We found no significant differences in gender distribution, education level, employment status, marital status, and other clinical characteristics except for the initial mood episode, onset age, and diagnosis subtype between attempters and nonattempters. A recent meta-analysis found that gender, employment status, marital status, and family history of affective disorders did not increase the risk of suicide attempts in bipolar patients.22
The family history of psychiatric disorders did not differ significantly between the attempter and nonattempter groups. A previous study suggested that family history of bipolar disorder is a risk factor for suicide.18 The relation of clinical variables such as psychotic features and suicide risk were not found. We cannot conclude that there are no relations between psychotic features and suicide attempt due to the insufficient notes regarding the psychotic features at the time of the suicide attempt. We could not perform a definitive psychiatric diagnosis of bipolar family members due to this study design.
This study has some limitations to be considered. First, data of this study were derived from patients of multiple centers to include enough subjects to find risk factors of suicide attempt in Korean bipolar patients. The heterogeneity of the data could be problematic, but there was no significant difference in demographic characteristics including age, gender, education level, and clinical characteristics including suicide history, age of onset, and duration of illness between four hospitals. Second, this study has a retrospective design by reviewing medical records.
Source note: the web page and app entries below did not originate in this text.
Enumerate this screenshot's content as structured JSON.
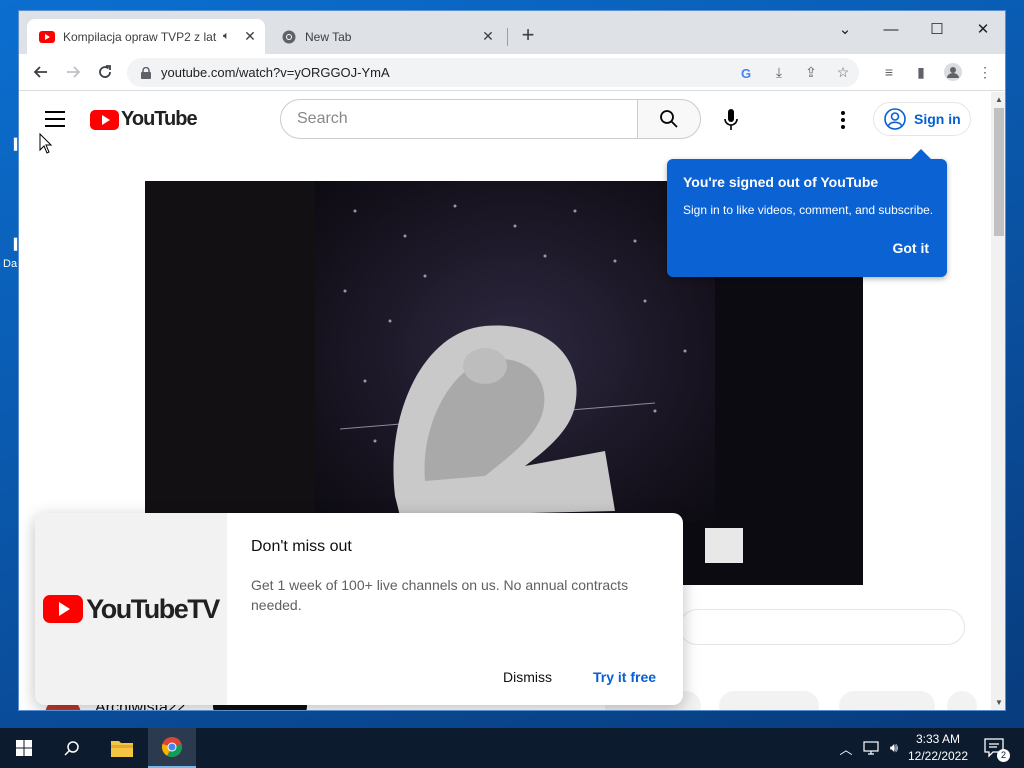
{
  "browser": {
    "tabs": [
      {
        "label": "Kompilacja opraw TVP2 z lat",
        "active": true
      },
      {
        "label": "New Tab",
        "active": false
      }
    ],
    "url": "youtube.com/watch?v=yORGGOJ-YmA"
  },
  "youtube": {
    "logo_text": "YouTube",
    "search_placeholder": "Search",
    "signin_label": "Sign in",
    "tooltip": {
      "title": "You're signed out of YouTube",
      "body": "Sign in to like videos, comment, and subscribe.",
      "button": "Got it"
    },
    "promo": {
      "logo_text": "YouTubeTV",
      "title": "Don't miss out",
      "body": "Get 1 week of 100+ live channels on us. No annual contracts needed.",
      "dismiss": "Dismiss",
      "try": "Try it free"
    },
    "channel": {
      "name": "Archiwista22"
    }
  },
  "desktop": {
    "frag_label": "Da"
  },
  "taskbar": {
    "time": "3:33 AM",
    "date": "12/22/2022",
    "notifications": "2"
  },
  "colors": {
    "yt_red": "#ff0000",
    "link_blue": "#065fd4",
    "tooltip_blue": "#0b62d3",
    "taskbar": "#0d1b2e"
  }
}
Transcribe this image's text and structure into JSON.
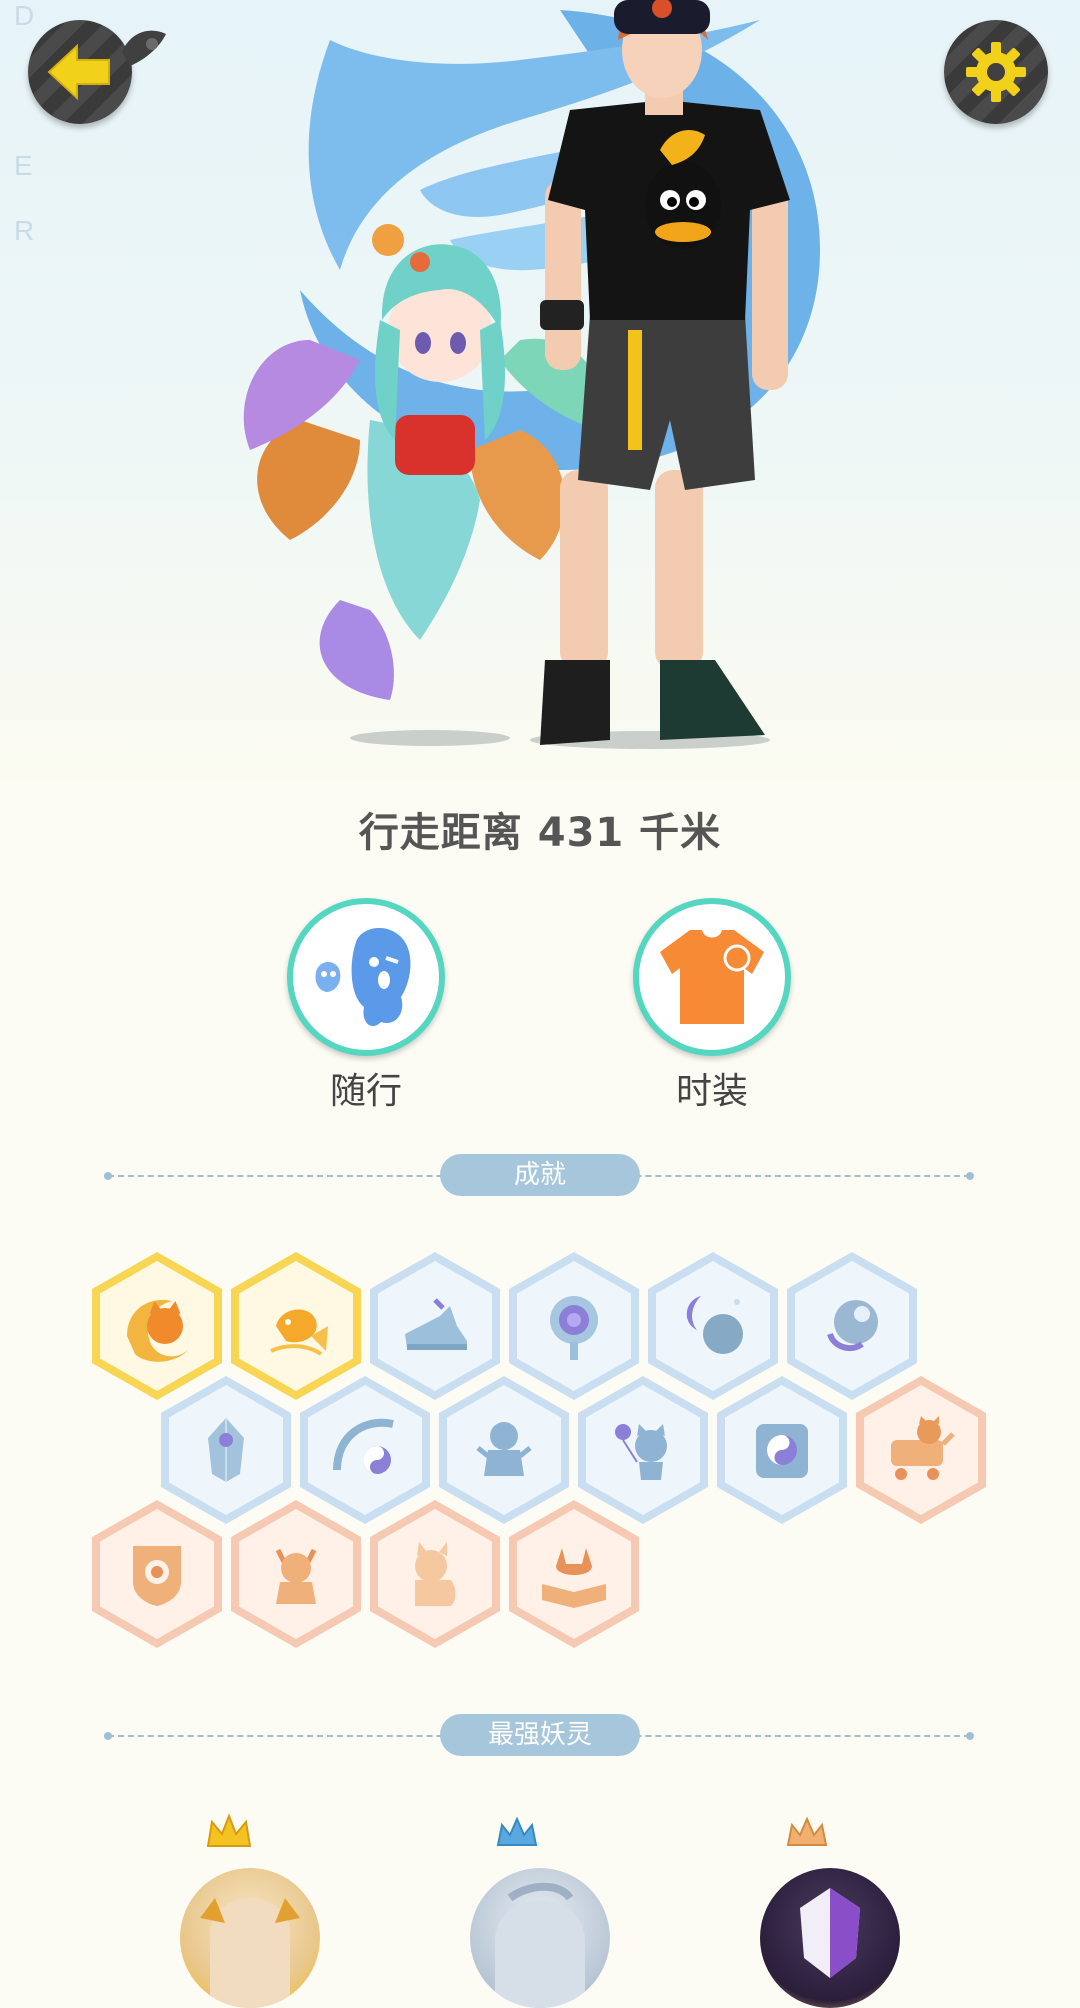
{
  "header": {
    "back_icon": "arrow-left-icon",
    "settings_icon": "gear-icon",
    "accent_yellow": "#f2d11a",
    "button_gray": "#404040",
    "watermark_letters": [
      "D",
      "E",
      "R"
    ]
  },
  "stats": {
    "distance_text": "行走距离 431 千米"
  },
  "actions": [
    {
      "label": "随行",
      "icon": "companion-spirit-icon"
    },
    {
      "label": "时装",
      "icon": "tshirt-icon"
    }
  ],
  "achievements": {
    "title": "成就",
    "badges": [
      {
        "icon": "cat-moon-badge-icon",
        "tier": "gold"
      },
      {
        "icon": "koi-fish-badge-icon",
        "tier": "gold"
      },
      {
        "icon": "sneaker-badge-icon",
        "tier": "blue"
      },
      {
        "icon": "portal-badge-icon",
        "tier": "blue"
      },
      {
        "icon": "moon-sphere-badge-icon",
        "tier": "blue"
      },
      {
        "icon": "crystal-ball-badge-icon",
        "tier": "blue"
      },
      {
        "icon": "crystal-badge-icon",
        "tier": "blue"
      },
      {
        "icon": "yin-yang-swirl-badge-icon",
        "tier": "blue"
      },
      {
        "icon": "spirit-figure-badge-icon",
        "tier": "blue"
      },
      {
        "icon": "cat-balloon-badge-icon",
        "tier": "blue"
      },
      {
        "icon": "yin-yang-book-badge-icon",
        "tier": "blue"
      },
      {
        "icon": "stroller-badge-icon",
        "tier": "peach"
      },
      {
        "icon": "shield-badge-icon",
        "tier": "peach"
      },
      {
        "icon": "ox-figure-badge-icon",
        "tier": "peach"
      },
      {
        "icon": "cat-silhouette-badge-icon",
        "tier": "peach"
      },
      {
        "icon": "fox-book-badge-icon",
        "tier": "peach"
      }
    ]
  },
  "strongest": {
    "title": "最强妖灵",
    "spirits": [
      {
        "icon": "spirit-avatar-1-icon",
        "crown": "gold-crown-icon"
      },
      {
        "icon": "spirit-avatar-2-icon",
        "crown": "silver-crown-icon"
      },
      {
        "icon": "spirit-avatar-3-icon",
        "crown": "bronze-crown-icon"
      }
    ]
  }
}
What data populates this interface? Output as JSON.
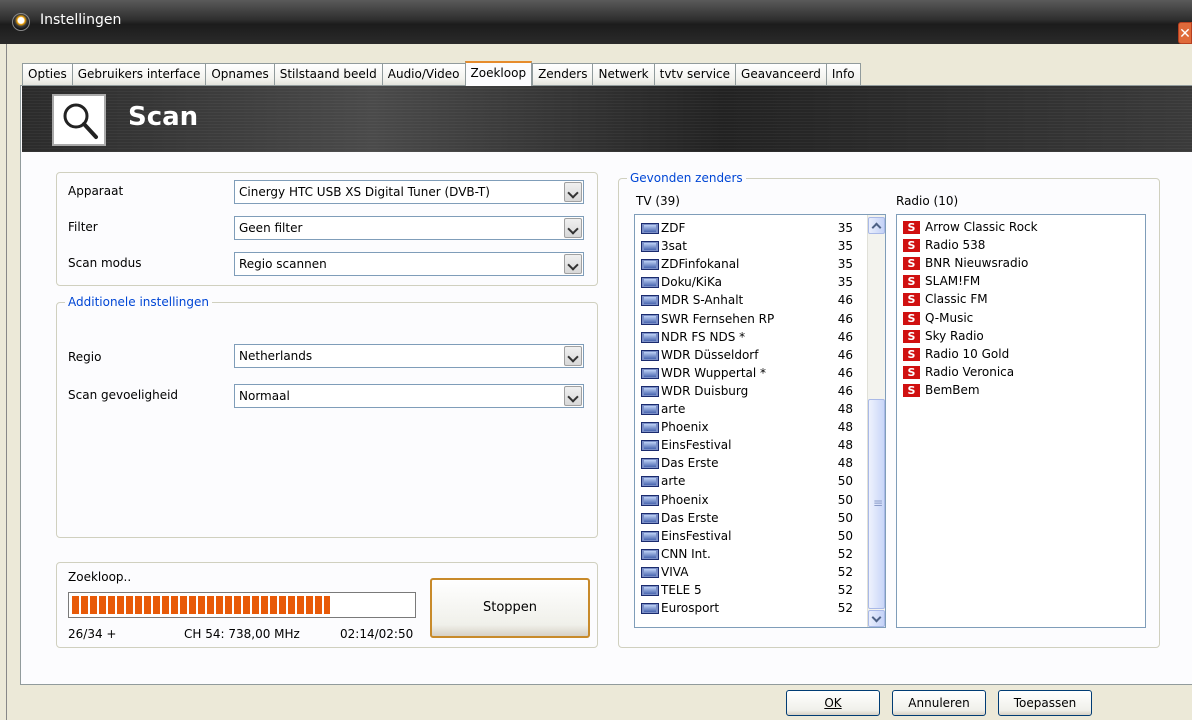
{
  "window": {
    "title": "Instellingen",
    "close_glyph": "✕"
  },
  "tabs": [
    {
      "label": "Opties"
    },
    {
      "label": "Gebruikers interface"
    },
    {
      "label": "Opnames"
    },
    {
      "label": "Stilstaand beeld"
    },
    {
      "label": "Audio/Video"
    },
    {
      "label": "Zoekloop",
      "active": true
    },
    {
      "label": "Zenders"
    },
    {
      "label": "Netwerk"
    },
    {
      "label": "tvtv service"
    },
    {
      "label": "Geavanceerd"
    },
    {
      "label": "Info"
    }
  ],
  "banner": {
    "title": "Scan",
    "icon": "search-icon"
  },
  "device": {
    "apparaat_label": "Apparaat",
    "apparaat_value": "Cinergy HTC USB XS Digital Tuner (DVB-T)",
    "filter_label": "Filter",
    "filter_value": "Geen filter",
    "scanmodus_label": "Scan modus",
    "scanmodus_value": "Regio scannen"
  },
  "additional": {
    "legend": "Additionele instellingen",
    "regio_label": "Regio",
    "regio_value": "Netherlands",
    "gevoeligheid_label": "Scan gevoeligheid",
    "gevoeligheid_value": "Normaal"
  },
  "scan": {
    "label": "Zoekloop..",
    "progress_fraction": 0.76,
    "counter": "26/34 +",
    "channel": "CH 54: 738,00 MHz",
    "time": "02:14/02:50",
    "stop_label": "Stoppen"
  },
  "found": {
    "legend": "Gevonden zenders",
    "tv_header": "TV (39)",
    "radio_header": "Radio (10)",
    "tv": [
      {
        "name": "ZDF",
        "ch": "35"
      },
      {
        "name": "3sat",
        "ch": "35"
      },
      {
        "name": "ZDFinfokanal",
        "ch": "35"
      },
      {
        "name": "Doku/KiKa",
        "ch": "35"
      },
      {
        "name": "MDR S-Anhalt",
        "ch": "46"
      },
      {
        "name": "SWR Fernsehen RP",
        "ch": "46"
      },
      {
        "name": "NDR FS NDS *",
        "ch": "46"
      },
      {
        "name": "WDR Düsseldorf",
        "ch": "46"
      },
      {
        "name": "WDR Wuppertal *",
        "ch": "46"
      },
      {
        "name": "WDR Duisburg",
        "ch": "46"
      },
      {
        "name": "arte",
        "ch": "48"
      },
      {
        "name": "Phoenix",
        "ch": "48"
      },
      {
        "name": "EinsFestival",
        "ch": "48"
      },
      {
        "name": "Das Erste",
        "ch": "48"
      },
      {
        "name": "arte",
        "ch": "50"
      },
      {
        "name": "Phoenix",
        "ch": "50"
      },
      {
        "name": "Das Erste",
        "ch": "50"
      },
      {
        "name": "EinsFestival",
        "ch": "50"
      },
      {
        "name": "CNN Int.",
        "ch": "52"
      },
      {
        "name": "VIVA",
        "ch": "52"
      },
      {
        "name": "TELE 5",
        "ch": "52"
      },
      {
        "name": "Eurosport",
        "ch": "52"
      }
    ],
    "radio": [
      {
        "name": "Arrow Classic Rock"
      },
      {
        "name": "Radio 538"
      },
      {
        "name": "BNR Nieuwsradio"
      },
      {
        "name": "SLAM!FM"
      },
      {
        "name": "Classic FM"
      },
      {
        "name": "Q-Music"
      },
      {
        "name": "Sky Radio"
      },
      {
        "name": "Radio 10 Gold"
      },
      {
        "name": "Radio Veronica"
      },
      {
        "name": "BemBem"
      }
    ],
    "radio_icon_glyph": "S"
  },
  "footer": {
    "ok_label": "OK",
    "cancel_label": "Annuleren",
    "apply_label": "Toepassen"
  }
}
Further interviews for clarifying ambiguous data was not possible for discriminating the presence of family psychiatric history and comorbidity of patients. Underreporting or underdetection of suicide-related behavior of the patients in this study cannot be excluded. However, patients were diagnosed by at least three doctors, junior and senior residents, and a professor, which makes the data more reliable. And for having a consensus in the diagnosis among doctors, we had weekly meetings for the diagnosis in these hospitals. Fourth, there are possibilities of including suicidal gestures. We tried to exclude cases of suicidal gestures by checking the intention to die in the medical records, but we cannot exclude the possibility completely. Finally, the possibility of selecting patients with severe psychopathology may also exist because all participating hospitals are university hospitals which are at the end point of the Korean medical system.
Psychological trauma early in life is known to be associated with self-harming in general,38 but this issue also could not be considered due to a lack of data. Prospective studies addressing more comprehensive candidate risk factors for suicide and suicide attempts in bipolar disorder are necessary in Korea.
Suicide is a major concern and health issue in bipolar disorder. A regular and continuous monitoring schedule for the risk of suicide and suicide-related behaviors should be included in the comprehensive management of bipolar disorder. In particular, careful evaluation and effective management of bipolar depression among patients with mood disorder during major depressive episodes is necessary to prevent suicide attempts in bipolar disorder.
Some of the results of this study were presented as a new research poster (poster no. NR3-125) at the 2008 APA annual meeting, Washington DC.
The authors have no financial conflicts of interest.